Trump was in Bismarck to deliver a rally speech at the Bismarck Event Center on the sidelines of the Williston Basin Petroleum Conference, an annual convention of oil and gas magnates.

The Associated Press spoke with Oklahoma GOP chairwoman Pam Pollard, another of the final few delegates who clinched the primary contest for the billionaire real estate executive.

‘I think he has touched a part of our electorate that doesn’t like where our country is,’ Pollard said. ‘I have no problem supporting Mr. Trump.’

It takes 1,237 delegates to win the Republican nomination for president. Trump has reached 1,238. With 303 delegates at stake in five state primaries on June 7, Trump will easily pad his total, avoiding a contested convention in Cleveland in July.

Trump, a political neophyte who for years delivered caustic commentary on the state of the nation from the sidelines but had never run for office, fought off 16 other Republican contenders in an often ugly primary race.

Many on the right have been slow to warm to Trump, wary of his conservative bona fides. Others worry about Trump’s crass personality and the lewd comments he’s made about women.

But millions of grassroots activists, many who have been outsiders to the political process, have embraced Trump as a plain-speaking populist who is not afraid to offend.

Steve House, chairman of the Colorado Republican Party and an unbound delegate who confirmed his support of Trump to AP, said he likes the billionaire’s background as a businessman.

‘Leadership is leadership,’ House said. ‘If he can surround himself with the political talent, I think he will be fine.’

Others who confirmed their decision to back Trump were more tepid, saying they are supporting him out of a sense of obligation because he won their state’s primary.

Cameron Linton of Pittsburgh said he will back Trump on the first ballot since he won the presidential primary vote in Linton’s congressional district.

‘If there’s a second ballot I won’t vote for Donald Trump,’ Linton said. ‘He’s ridiculous. There’s no other way to say it.’
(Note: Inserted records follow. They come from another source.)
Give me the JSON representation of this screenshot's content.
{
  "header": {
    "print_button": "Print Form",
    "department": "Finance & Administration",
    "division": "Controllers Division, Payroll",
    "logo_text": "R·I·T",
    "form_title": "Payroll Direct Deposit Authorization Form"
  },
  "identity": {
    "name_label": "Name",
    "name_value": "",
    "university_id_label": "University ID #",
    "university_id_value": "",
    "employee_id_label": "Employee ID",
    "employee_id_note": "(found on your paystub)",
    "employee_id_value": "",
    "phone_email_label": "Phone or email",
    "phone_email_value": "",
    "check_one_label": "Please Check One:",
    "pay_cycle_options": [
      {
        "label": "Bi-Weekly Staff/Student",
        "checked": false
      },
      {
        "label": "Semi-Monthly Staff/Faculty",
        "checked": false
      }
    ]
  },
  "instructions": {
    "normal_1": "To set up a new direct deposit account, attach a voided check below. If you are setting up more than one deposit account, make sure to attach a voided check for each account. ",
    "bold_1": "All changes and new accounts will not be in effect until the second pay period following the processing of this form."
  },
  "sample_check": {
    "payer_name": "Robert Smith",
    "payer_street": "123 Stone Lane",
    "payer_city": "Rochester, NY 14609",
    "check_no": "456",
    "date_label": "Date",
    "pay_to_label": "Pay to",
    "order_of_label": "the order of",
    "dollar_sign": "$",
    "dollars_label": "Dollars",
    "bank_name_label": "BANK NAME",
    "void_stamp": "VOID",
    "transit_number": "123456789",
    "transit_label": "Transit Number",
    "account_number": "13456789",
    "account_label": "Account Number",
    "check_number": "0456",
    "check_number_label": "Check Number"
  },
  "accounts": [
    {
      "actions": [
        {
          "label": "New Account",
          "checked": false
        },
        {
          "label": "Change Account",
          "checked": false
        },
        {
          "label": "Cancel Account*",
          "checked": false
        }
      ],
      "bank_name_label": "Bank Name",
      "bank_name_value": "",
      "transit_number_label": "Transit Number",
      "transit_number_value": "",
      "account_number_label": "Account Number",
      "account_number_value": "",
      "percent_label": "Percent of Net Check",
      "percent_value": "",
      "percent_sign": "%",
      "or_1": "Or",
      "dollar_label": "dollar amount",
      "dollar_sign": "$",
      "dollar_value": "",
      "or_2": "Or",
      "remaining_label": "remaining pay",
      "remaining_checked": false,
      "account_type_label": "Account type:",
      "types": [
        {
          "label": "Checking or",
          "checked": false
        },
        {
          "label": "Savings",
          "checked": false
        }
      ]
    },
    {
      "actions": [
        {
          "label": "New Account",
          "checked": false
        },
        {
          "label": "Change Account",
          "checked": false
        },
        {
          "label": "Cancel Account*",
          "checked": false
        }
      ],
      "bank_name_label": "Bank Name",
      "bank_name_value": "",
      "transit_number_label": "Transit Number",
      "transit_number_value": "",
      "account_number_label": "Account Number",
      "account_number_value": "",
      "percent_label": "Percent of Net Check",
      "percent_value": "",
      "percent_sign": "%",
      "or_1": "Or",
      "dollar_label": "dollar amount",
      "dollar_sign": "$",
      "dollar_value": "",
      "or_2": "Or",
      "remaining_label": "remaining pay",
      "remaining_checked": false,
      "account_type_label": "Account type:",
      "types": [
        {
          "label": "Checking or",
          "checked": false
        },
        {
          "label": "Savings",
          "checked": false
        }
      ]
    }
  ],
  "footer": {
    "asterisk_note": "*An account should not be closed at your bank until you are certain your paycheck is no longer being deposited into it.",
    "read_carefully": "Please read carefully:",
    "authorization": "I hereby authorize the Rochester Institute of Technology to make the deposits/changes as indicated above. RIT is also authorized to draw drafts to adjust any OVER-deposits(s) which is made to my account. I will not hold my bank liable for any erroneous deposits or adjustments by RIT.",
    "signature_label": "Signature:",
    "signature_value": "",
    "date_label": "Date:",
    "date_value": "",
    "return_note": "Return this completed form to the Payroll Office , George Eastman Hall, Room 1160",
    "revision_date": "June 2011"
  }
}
The delegate who gave Trump his majority was John Trandem , of Fargo, North Dakota.

He wanted to be the delegate who would put Donald Trump over the top, giving him enough delegates to clinch the Republican presidential nomination.
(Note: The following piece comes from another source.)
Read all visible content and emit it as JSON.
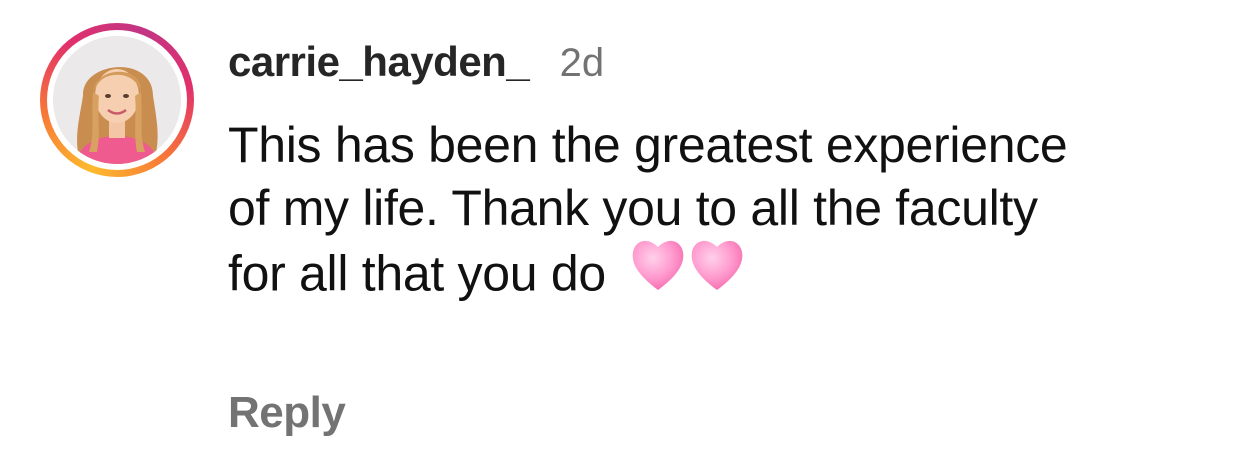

But when he was contacted by an Associated Press reporter, the AP delegate count stood at 1,235 – two delegates short.

‘I’m happy to be No. 1,237,’ said Trandem, a small business owner from North Dakota. ‘But I won’t commit until you’re at 1,236.’

Trandem handed the phone to another delegate, Dakota state Rep. Ben Koppleman, who was riding with him.

After Koppleman confirmed he was committed to Trump, Trandem took the phone back.

‘Are you at 1,236?’ he asked. Yes, he was told. ‘Then I’m the one!’

This article originally appeared on the Daily Mail.